WORK REQUIRED: For every entry, output the exact wording.

┄┄┄┄┄┄┄┄┄┄┄┄┄┄┄┄┄┄┄┄

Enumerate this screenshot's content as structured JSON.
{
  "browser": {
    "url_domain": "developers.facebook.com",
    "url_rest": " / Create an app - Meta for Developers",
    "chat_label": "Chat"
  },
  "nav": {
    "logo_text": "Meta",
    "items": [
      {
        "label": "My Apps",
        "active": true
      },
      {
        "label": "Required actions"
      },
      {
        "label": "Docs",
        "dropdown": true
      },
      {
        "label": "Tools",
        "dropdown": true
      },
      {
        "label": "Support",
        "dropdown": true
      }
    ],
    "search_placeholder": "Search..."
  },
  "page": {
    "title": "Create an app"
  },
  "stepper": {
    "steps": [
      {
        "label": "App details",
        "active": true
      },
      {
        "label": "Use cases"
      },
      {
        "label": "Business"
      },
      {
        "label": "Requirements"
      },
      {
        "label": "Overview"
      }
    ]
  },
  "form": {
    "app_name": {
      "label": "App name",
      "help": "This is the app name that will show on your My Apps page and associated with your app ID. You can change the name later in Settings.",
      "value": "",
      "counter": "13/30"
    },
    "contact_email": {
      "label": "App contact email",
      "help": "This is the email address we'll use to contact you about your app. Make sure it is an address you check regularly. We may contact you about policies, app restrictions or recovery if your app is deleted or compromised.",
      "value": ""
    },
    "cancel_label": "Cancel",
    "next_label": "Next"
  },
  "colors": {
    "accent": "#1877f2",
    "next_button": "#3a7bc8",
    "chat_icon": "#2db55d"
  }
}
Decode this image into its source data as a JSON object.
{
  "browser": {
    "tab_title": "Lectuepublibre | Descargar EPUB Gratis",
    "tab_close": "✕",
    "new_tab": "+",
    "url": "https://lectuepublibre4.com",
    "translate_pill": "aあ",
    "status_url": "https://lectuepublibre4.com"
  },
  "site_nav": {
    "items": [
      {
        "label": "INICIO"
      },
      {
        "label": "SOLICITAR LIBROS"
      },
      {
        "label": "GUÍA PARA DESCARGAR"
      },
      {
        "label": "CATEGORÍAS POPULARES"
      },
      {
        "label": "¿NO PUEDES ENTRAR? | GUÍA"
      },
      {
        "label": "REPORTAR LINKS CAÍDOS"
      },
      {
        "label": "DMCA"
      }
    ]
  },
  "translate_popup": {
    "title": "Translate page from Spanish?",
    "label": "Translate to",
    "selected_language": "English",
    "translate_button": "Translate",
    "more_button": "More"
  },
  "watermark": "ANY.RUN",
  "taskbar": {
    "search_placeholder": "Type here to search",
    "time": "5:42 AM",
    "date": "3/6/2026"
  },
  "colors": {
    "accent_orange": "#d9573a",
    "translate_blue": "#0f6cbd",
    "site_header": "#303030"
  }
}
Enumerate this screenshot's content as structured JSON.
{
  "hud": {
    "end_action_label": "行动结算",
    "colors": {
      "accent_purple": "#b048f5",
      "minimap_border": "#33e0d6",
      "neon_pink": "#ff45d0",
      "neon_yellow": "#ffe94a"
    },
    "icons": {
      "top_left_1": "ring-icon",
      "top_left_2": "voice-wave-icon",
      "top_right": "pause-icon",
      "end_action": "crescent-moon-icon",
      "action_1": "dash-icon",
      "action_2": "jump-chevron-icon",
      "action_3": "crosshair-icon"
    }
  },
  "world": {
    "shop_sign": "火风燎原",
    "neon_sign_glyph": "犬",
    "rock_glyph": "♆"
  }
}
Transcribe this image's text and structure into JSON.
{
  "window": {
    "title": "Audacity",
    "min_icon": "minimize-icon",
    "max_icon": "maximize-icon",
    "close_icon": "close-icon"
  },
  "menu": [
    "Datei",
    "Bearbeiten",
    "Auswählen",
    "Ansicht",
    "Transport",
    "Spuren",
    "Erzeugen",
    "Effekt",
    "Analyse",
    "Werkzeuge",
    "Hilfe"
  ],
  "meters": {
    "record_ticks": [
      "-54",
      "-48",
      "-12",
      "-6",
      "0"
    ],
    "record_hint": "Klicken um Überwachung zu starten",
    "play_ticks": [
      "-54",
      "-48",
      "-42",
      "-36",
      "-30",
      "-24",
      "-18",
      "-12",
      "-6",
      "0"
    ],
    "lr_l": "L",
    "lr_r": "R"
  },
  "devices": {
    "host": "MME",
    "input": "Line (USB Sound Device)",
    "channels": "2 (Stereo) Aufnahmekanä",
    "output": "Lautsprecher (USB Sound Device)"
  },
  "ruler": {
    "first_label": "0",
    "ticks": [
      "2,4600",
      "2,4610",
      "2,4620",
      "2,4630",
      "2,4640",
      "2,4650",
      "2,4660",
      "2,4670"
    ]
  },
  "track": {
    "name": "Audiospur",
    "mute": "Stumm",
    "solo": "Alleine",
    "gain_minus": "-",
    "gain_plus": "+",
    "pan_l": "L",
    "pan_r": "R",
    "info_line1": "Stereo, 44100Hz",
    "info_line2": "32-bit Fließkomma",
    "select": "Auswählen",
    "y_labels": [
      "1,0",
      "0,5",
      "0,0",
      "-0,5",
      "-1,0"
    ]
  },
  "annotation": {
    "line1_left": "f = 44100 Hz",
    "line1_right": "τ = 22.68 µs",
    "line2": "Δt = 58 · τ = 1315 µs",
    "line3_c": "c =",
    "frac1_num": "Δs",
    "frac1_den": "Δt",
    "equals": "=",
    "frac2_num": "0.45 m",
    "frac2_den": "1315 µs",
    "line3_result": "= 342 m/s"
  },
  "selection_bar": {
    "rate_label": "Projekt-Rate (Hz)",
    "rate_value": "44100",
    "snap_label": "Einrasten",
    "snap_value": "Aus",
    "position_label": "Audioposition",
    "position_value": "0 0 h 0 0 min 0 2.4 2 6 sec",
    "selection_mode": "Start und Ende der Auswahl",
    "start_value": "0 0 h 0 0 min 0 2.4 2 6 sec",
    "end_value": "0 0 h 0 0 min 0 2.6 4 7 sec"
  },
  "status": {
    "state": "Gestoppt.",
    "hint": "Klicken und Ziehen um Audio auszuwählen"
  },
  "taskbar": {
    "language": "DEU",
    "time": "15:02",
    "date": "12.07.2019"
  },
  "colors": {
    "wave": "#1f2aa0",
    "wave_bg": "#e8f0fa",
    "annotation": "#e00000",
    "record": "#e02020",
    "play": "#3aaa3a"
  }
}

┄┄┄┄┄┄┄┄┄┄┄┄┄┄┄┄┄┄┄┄

RESPONSE:
Enumerate this screenshot's content as structured JSON.
{
  "browser": {
    "url_domain": "developers.facebook.com",
    "url_rest": " / Create an app - Meta for Developers",
    "chat_label": "Chat"
  },
  "nav": {
    "logo_text": "Meta",
    "items": [
      {
        "label": "My Apps",
        "active": true
      },
      {
        "label": "Required actions"
      },
      {
        "label": "Docs",
        "dropdown": true
      },
      {
        "label": "Tools",
        "dropdown": true
      },
      {
        "label": "Support",
        "dropdown": true
      }
    ],
    "search_placeholder": "Search..."
  },
  "page": {
    "title": "Create an app"
  },
  "stepper": {
    "steps": [
      {
        "label": "App details",
        "active": true
      },
      {
        "label": "Use cases"
      },
      {
        "label": "Business"
      },
      {
        "label": "Requirements"
      },
      {
        "label": "Overview"
      }
    ]
  },
  "form": {
    "app_name": {
      "label": "App name",
      "help": "This is the app name that will show on your My Apps page and associated with your app ID. You can change the name later in Settings.",
      "value": "",
      "counter": "13/30"
    },
    "contact_email": {
      "label": "App contact email",
      "help": "This is the email address we'll use to contact you about your app. Make sure it is an address you check regularly. We may contact you about policies, app restrictions or recovery if your app is deleted or compromised.",
      "value": ""
    },
    "cancel_label": "Cancel",
    "next_label": "Next"
  },
  "colors": {
    "accent": "#1877f2",
    "next_button": "#3a7bc8",
    "chat_icon": "#2db55d"
  }
}
Decode this image into its source data as a JSON object.
{
  "browser": {
    "tab_title": "Lectuepublibre | Descargar EPUB Gratis",
    "tab_close": "✕",
    "new_tab": "+",
    "url": "https://lectuepublibre4.com",
    "translate_pill": "aあ",
    "status_url": "https://lectuepublibre4.com"
  },
  "site_nav": {
    "items": [
      {
        "label": "INICIO"
      },
      {
        "label": "SOLICITAR LIBROS"
      },
      {
        "label": "GUÍA PARA DESCARGAR"
      },
      {
        "label": "CATEGORÍAS POPULARES"
      },
      {
        "label": "¿NO PUEDES ENTRAR? | GUÍA"
      },
      {
        "label": "REPORTAR LINKS CAÍDOS"
      },
      {
        "label": "DMCA"
      }
    ]
  },
  "translate_popup": {
    "title": "Translate page from Spanish?",
    "label": "Translate to",
    "selected_language": "English",
    "translate_button": "Translate",
    "more_button": "More"
  },
  "watermark": "ANY.RUN",
  "taskbar": {
    "search_placeholder": "Type here to search",
    "time": "5:42 AM",
    "date": "3/6/2026"
  },
  "colors": {
    "accent_orange": "#d9573a",
    "translate_blue": "#0f6cbd",
    "site_header": "#303030"
  }
}
Enumerate this screenshot's content as structured JSON.
{
  "hud": {
    "end_action_label": "行动结算",
    "colors": {
      "accent_purple": "#b048f5",
      "minimap_border": "#33e0d6",
      "neon_pink": "#ff45d0",
      "neon_yellow": "#ffe94a"
    },
    "icons": {
      "top_left_1": "ring-icon",
      "top_left_2": "voice-wave-icon",
      "top_right": "pause-icon",
      "end_action": "crescent-moon-icon",
      "action_1": "dash-icon",
      "action_2": "jump-chevron-icon",
      "action_3": "crosshair-icon"
    }
  },
  "world": {
    "shop_sign": "火风燎原",
    "neon_sign_glyph": "犬",
    "rock_glyph": "♆"
  }
}
Transcribe this image's text and structure into JSON.
{
  "window": {
    "title": "Audacity",
    "min_icon": "minimize-icon",
    "max_icon": "maximize-icon",
    "close_icon": "close-icon"
  },
  "menu": [
    "Datei",
    "Bearbeiten",
    "Auswählen",
    "Ansicht",
    "Transport",
    "Spuren",
    "Erzeugen",
    "Effekt",
    "Analyse",
    "Werkzeuge",
    "Hilfe"
  ],
  "meters": {
    "record_ticks": [
      "-54",
      "-48",
      "-12",
      "-6",
      "0"
    ],
    "record_hint": "Klicken um Überwachung zu starten",
    "play_ticks": [
      "-54",
      "-48",
      "-42",
      "-36",
      "-30",
      "-24",
      "-18",
      "-12",
      "-6",
      "0"
    ],
    "lr_l": "L",
    "lr_r": "R"
  },
  "devices": {
    "host": "MME",
    "input": "Line (USB Sound Device)",
    "channels": "2 (Stereo) Aufnahmekanä",
    "output": "Lautsprecher (USB Sound Device)"
  },
  "ruler": {
    "first_label": "0",
    "ticks": [
      "2,4600",
      "2,4610",
      "2,4620",
      "2,4630",
      "2,4640",
      "2,4650",
      "2,4660",
      "2,4670"
    ]
  },
  "track": {
    "name": "Audiospur",
    "mute": "Stumm",
    "solo": "Alleine",
    "gain_minus": "-",
    "gain_plus": "+",
    "pan_l": "L",
    "pan_r": "R",
    "info_line1": "Stereo, 44100Hz",
    "info_line2": "32-bit Fließkomma",
    "select": "Auswählen",
    "y_labels": [
      "1,0",
      "0,5",
      "0,0",
      "-0,5",
      "-1,0"
    ]
  },
  "annotation": {
    "line1_left": "f = 44100 Hz",
    "line1_right": "τ = 22.68 µs",
    "line2": "Δt = 58 · τ = 1315 µs",
    "line3_c": "c =",
    "frac1_num": "Δs",
    "frac1_den": "Δt",
    "equals": "=",
    "frac2_num": "0.45 m",
    "frac2_den": "1315 µs",
    "line3_result": "= 342 m/s"
  },
  "selection_bar": {
    "rate_label": "Projekt-Rate (Hz)",
    "rate_value": "44100",
    "snap_label": "Einrasten",
    "snap_value": "Aus",
    "position_label": "Audioposition",
    "position_value": "0 0 h 0 0 min 0 2.4 2 6 sec",
    "selection_mode": "Start und Ende der Auswahl",
    "start_value": "0 0 h 0 0 min 0 2.4 2 6 sec",
    "end_value": "0 0 h 0 0 min 0 2.6 4 7 sec"
  },
  "status": {
    "state": "Gestoppt.",
    "hint": "Klicken und Ziehen um Audio auszuwählen"
  },
  "taskbar": {
    "language": "DEU",
    "time": "15:02",
    "date": "12.07.2019"
  },
  "colors": {
    "wave": "#1f2aa0",
    "wave_bg": "#e8f0fa",
    "annotation": "#e00000",
    "record": "#e02020",
    "play": "#3aaa3a"
  }
}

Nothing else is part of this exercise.